Praise

“… Villas (Dancing in the Lowcountry) follows Loretta’s exuberant transformation with a brassy first-person narration crackling with a Texas blue-collar twang that generally entertains and sometimes annoys.  Villas, an accomplished chef, tacks on authentic Texas recipes as Loretta becomes a larger-than-life wild woman worthy of an encore.”—Publishers Weekly

Discussion Questions

 

Today, Houston is, in many respects, a very cosmopolitan American city, yet Loretta and her working class family and friends might just as well be living in the rugged plains of West Texas. In what ways are the Southern heroine and her brood part of this society’s fabric, and how are they misfits? Does Loretta ever give any indication of wanting to elevate her social status?

 

 

 

Texas women are generally perceived as strong, outspoken, and downright tough, and Loretta is certainly no exception. What might explain this phenomenon, and how is a “Texas gal” different from the South’s proverbial “steel magnolia”?

 

 

 

Lots of people are loosely called “trash” in this novel. What’s the meaning of the term in the context of the narrative, and just how derogatory is it?

 

 

 

Obesity is almost a way of life with Loretta’s family. What has always prevented these individuals from trying to overcome the curse and improve their lives, and why is Loretta different from the others?

 

 

 

Why does Loretta tolerate a mother who, in many respects, is responsible for her daughter’s unhappiness and seems to actually begrudge her happiness? What creates the bond between these two women?

 

 

 

Loretta’s daddy remains a mysterious figure throughout the novel. What is the probable truth about him, and why is he so important to Loretta?

 

 

 

There seems to be a major change in the personality of Loretta’s sister, Gladys, as well as in the two women’s relationship. What might account for this?

 

 

 

Is Lyman’s attraction to Loretta mainly sexual or psychological? Why does he try to get her back?

 

 

 

Vernon has a fetish for fat women. How might he have come by this irregularity, and is it a trait to be condemned? Are there actually more Vernons in this world than society cares to acknowledge?

 

 

 

Is Billy Po a character to be disparaged or admired, and what is his importance in the plot development?

 

 

 

Is weight loss Loretta’s only goal, or are there other desperations from which she’s trying to escape?

 

 

 

What does Loretta strive most to attain: good health, financial security, love, respect, self-esteem, or a stable family life?

 

 

 

Loretta’s feelings about and reaction to children are ambiguous throughout the novel. Does she like children,a nd does she yearn to have any of her own like most women do? Is her devotion to Sugar and Spice and all animals simply a way to fulfill a powerful mother instinct?

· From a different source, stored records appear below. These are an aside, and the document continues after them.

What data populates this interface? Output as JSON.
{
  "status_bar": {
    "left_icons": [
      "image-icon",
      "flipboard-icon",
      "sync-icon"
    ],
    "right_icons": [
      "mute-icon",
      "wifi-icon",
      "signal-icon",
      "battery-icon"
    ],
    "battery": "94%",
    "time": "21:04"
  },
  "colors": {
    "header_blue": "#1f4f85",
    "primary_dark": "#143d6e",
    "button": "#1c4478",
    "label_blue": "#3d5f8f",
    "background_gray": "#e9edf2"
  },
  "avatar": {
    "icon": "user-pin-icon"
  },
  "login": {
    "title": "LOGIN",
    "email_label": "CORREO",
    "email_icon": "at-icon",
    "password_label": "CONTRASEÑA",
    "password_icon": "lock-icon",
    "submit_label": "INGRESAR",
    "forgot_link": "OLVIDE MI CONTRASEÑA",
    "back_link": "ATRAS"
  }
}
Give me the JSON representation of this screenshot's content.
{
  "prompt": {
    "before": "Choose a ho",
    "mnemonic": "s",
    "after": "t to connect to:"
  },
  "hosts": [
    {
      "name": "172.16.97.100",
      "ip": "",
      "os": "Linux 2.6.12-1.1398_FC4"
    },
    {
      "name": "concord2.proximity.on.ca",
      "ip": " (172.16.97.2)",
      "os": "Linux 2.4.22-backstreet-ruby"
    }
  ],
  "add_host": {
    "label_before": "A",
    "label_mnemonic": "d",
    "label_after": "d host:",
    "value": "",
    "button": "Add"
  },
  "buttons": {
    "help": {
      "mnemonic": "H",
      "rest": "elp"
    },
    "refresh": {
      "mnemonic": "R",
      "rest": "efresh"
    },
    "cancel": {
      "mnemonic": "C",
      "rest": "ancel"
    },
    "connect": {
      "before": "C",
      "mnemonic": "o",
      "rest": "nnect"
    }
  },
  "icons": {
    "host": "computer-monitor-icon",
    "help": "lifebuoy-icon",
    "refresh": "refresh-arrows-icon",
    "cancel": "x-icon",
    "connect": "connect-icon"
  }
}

14. Why and how are food and cooking so important to

Loretta even after her diet is restricted? Could this

passion be interpreted as a form of masochism? Can

the argument be made that food is at once Loretta’s

downfall and salvation?

 

 

 

It’s pretty obvious that Loretta will evolve into one of the city’s most popular caterers. Will this professional success bring her the happiness and respect she seeks, or are her emotional needs too strong to ignore?

 

 

 

Are there disappointments, frustrations, and desperations that Loretta can be said to share with all young women?

 

 

 

At the end, what is the likelihood that Loretta and Lyman will actually get back together? Is there any chance she would marry him again? If so,why?

 

 

 

At the end, what is the likelihood that Loretta and Lyman will actually get back together? Is there any chance she would marry him again? If so,why?